The Beginner’s Guide to Meditation
Learning to meditate may seem daunting to those who have never tried it. The reality however, is that we have probably all meditated at one time or another without even realizing it. In its simplest form, meditation is naturally concentrating on one thing at a time. The idea is to stop the running dialog within our minds. If we can bring our full attention to one particular element for a short period of time, we start to have control of our thoughts, and find peace in the present moment.
Why People Meditate
There are many reasons people may choose to meditate. Some meditate to reduce stress, others find their creativity increases with regular meditation, while others still use meditation as a time to focus inwardly to reach a higher level understanding. Meditation is a common practice within many different cultures. All with generally the same final goal of reaching a higher state. This state is commonly known as enlightenment.
Whatever the reason may be that you decide to meditate, the general practice will be the same. To make your introduction to meditation as easy as possible, SpaDreams has put together three simple meditation types for you to try on your own.
Preparing for Meditation
Before preparing the place you would like to meditate, many people find partaking in a short yoga practice helpful. In fact, the entire goal of yoga is to prepare one for meditation. If you are not accustomed to yoga, a few rounds of sun-salutations are typically enough. If you regularly practice yoga, you can try adding meditation onto the end of your practice. Yoga prepares the body and mind for meditation by releasing physical energies before sitting still for a period of time.
Once you are physically ready, you will want to accustom a comfortable place where you can sit without any disturbances or need for re-adjustment. A firm pillow on the floor is typically enough for most people. For beginners, having a timer nearby will also help. More on this topic will be explained further more.
Choosing a Meditation
Just like most things in life, there is not a one-size-fits all way to meditate. The best way to start a regular meditation practice is to try a few different styles of meditation and see which option you find the most effective for yourself. To help you get started, we have picked out three different meditation types that can be performed easily by anyone.
Many people believe that it takes absolute silence in order to meditate. This in fact, is a great falsehood. The world around us is alive and with life comes a wide variety of sounds every day. We hear so much in fact, that we have learned to tune-out the vast majority of sounds we hear. If we didn’t we would probably go crazy. While all this tuning-out is a daily necessity, what would happen if we chose, just for a few minutes, to let it all in?

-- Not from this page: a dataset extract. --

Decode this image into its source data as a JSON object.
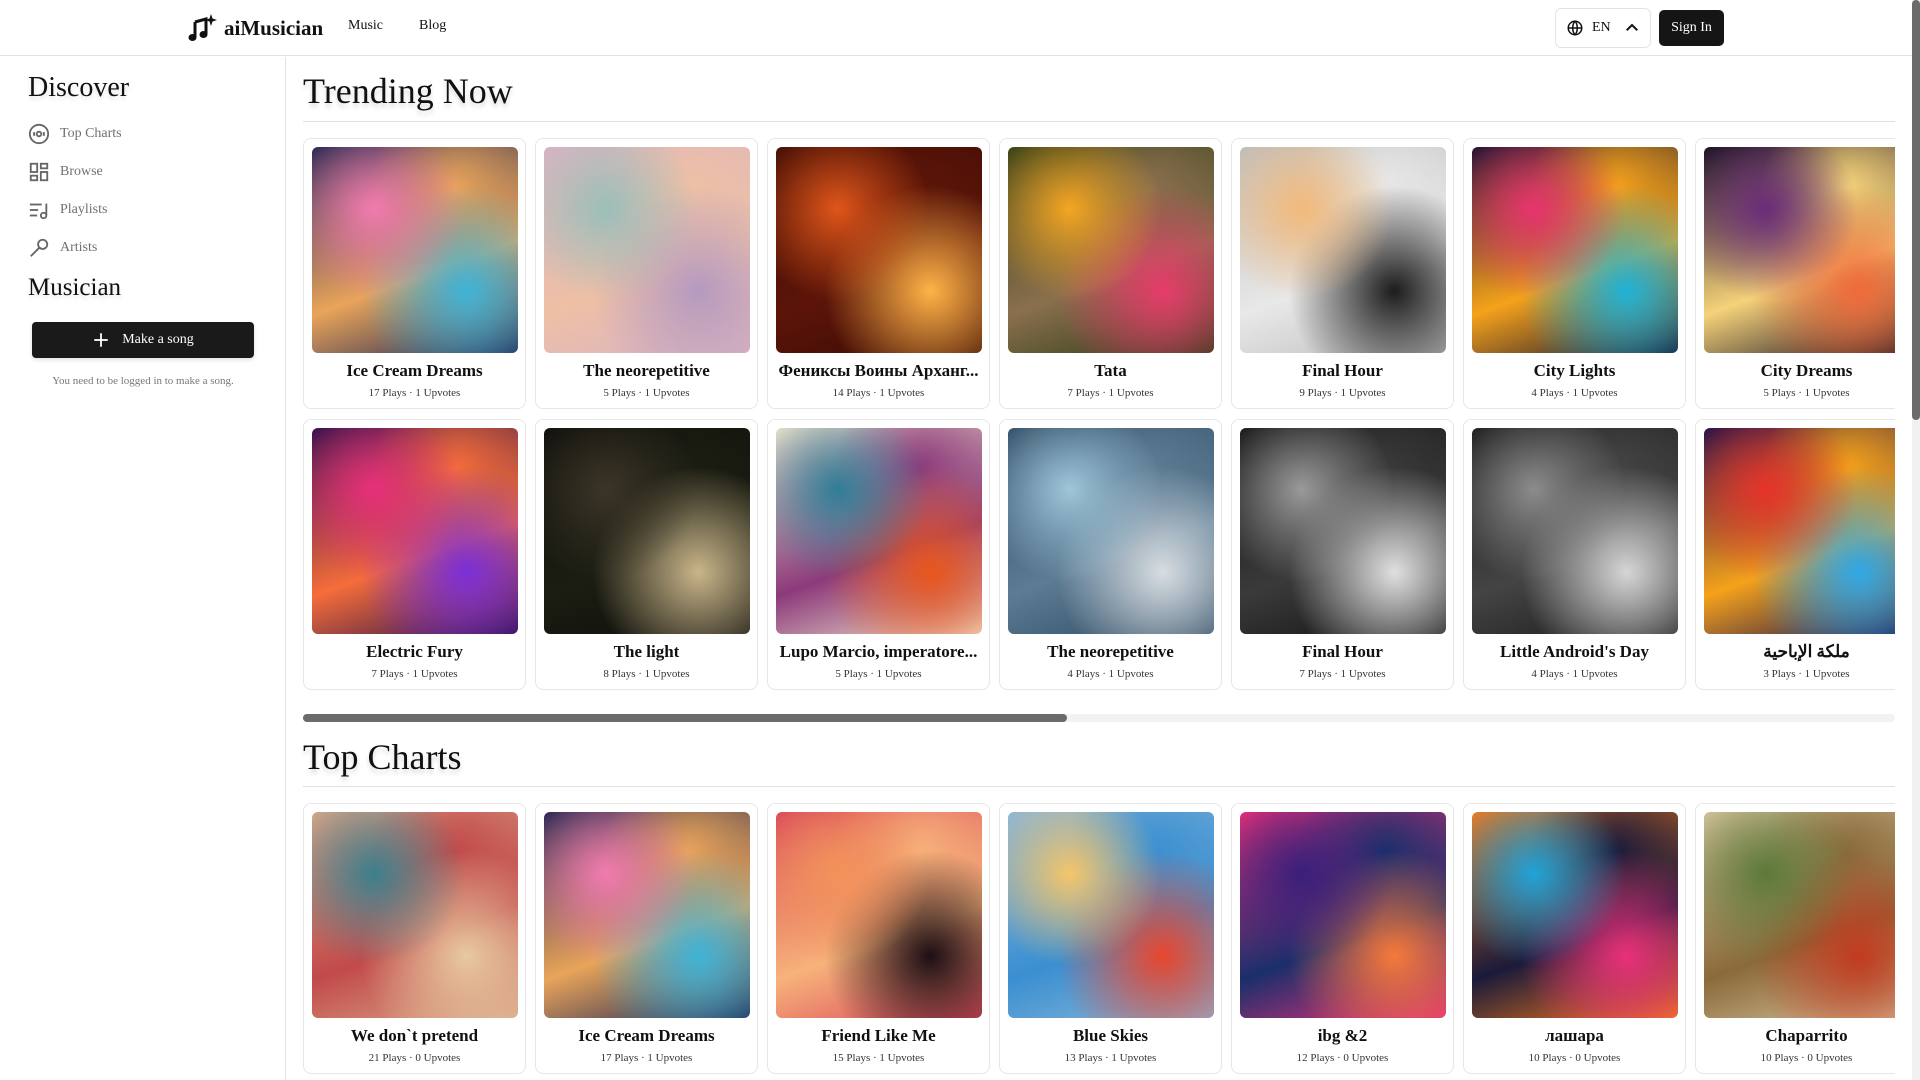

A listening mediation is a simple meditation that can be done anywhere. All you need to do is sit, close your eyes, and listen. What do you hear? Depending on your surroundings you may hear the hum of the refrigerator, neighbours chatting, a bird-chirping, or alarms ringing in the distance. In order to get the best results of this kind of meditation it is important to simply listen. Do not judge the noises, just let them pass. Doing so will bring your attention acutely to your surroundings and open your mind up to being still.
Mantra Meditation may be one of the most iconic forms of meditation we have today. If you picture a yogi-perched high on a hill chanting ‘Om’, you are actually picturing a mantra meditation.
Mantra meditation is involves the repeated chanting of a word or phrase. It can be as simple as chanting ‘om’ or it may be a longer text. There is no rule on what must be chanted. The only key is to choose one phrase and stick with it for the entire duration of your mediation. Repeating this one phrase and keeping focused on listening to the words you say, brings your focus completely to the present moment. There are only these words. There is only this moment.
While this kind is a less typical form of meditation, it can still do great things for body and mind. Similar to a listening meditation, an active meditation can also be done anytime, anywhere. Just as we unconsciously block out sounds every day, we also block out experiences. We act from muscle memory, often not even realizing how we have gotten somewhere because we had set ourselves on ‘auto-pilot.’ The goal of an active meditation is to break the habits of daily life and become fully conscious to each movement we make.
All that an active meditation involves is bringing your attention fully to whichever activity you are doing. If you are out walking the dog, bring your attention to every step you take. Notice your foot connect to the ground, notice the pull of the leash on your arm, notice the breeze blowing by. The more mundane the task, the more effectively we can wake ourselves up. When washing the dishes notice the sponge moving on the plate, the water rinsing away, the towel drying the dish. By bringing complete focus to the task at hand we once again, force ourselves to be present.
Learning to meditate can be easy and fun. Don’t put pressure on yourself to achieve any kind of result or act in a certain way. There is no right way to meditate.
Start slow. Even a short meditation is better than no meditation at all. Use that timer you have nearby and set it for 3, 5, or 7 minutes to start. Choose a duration of time that you believe you can focus without being distracted. A 3-minute attentive meditation is better than a 7-minute distracted one.
Distractions happen. Turning off the running dialog in our minds takes time and practice. If you find your shopping list starts creeping in, simply acknowledge that you have been distracted and come back to your chosen focus. Let go of the quest for perfection and you will find much more success.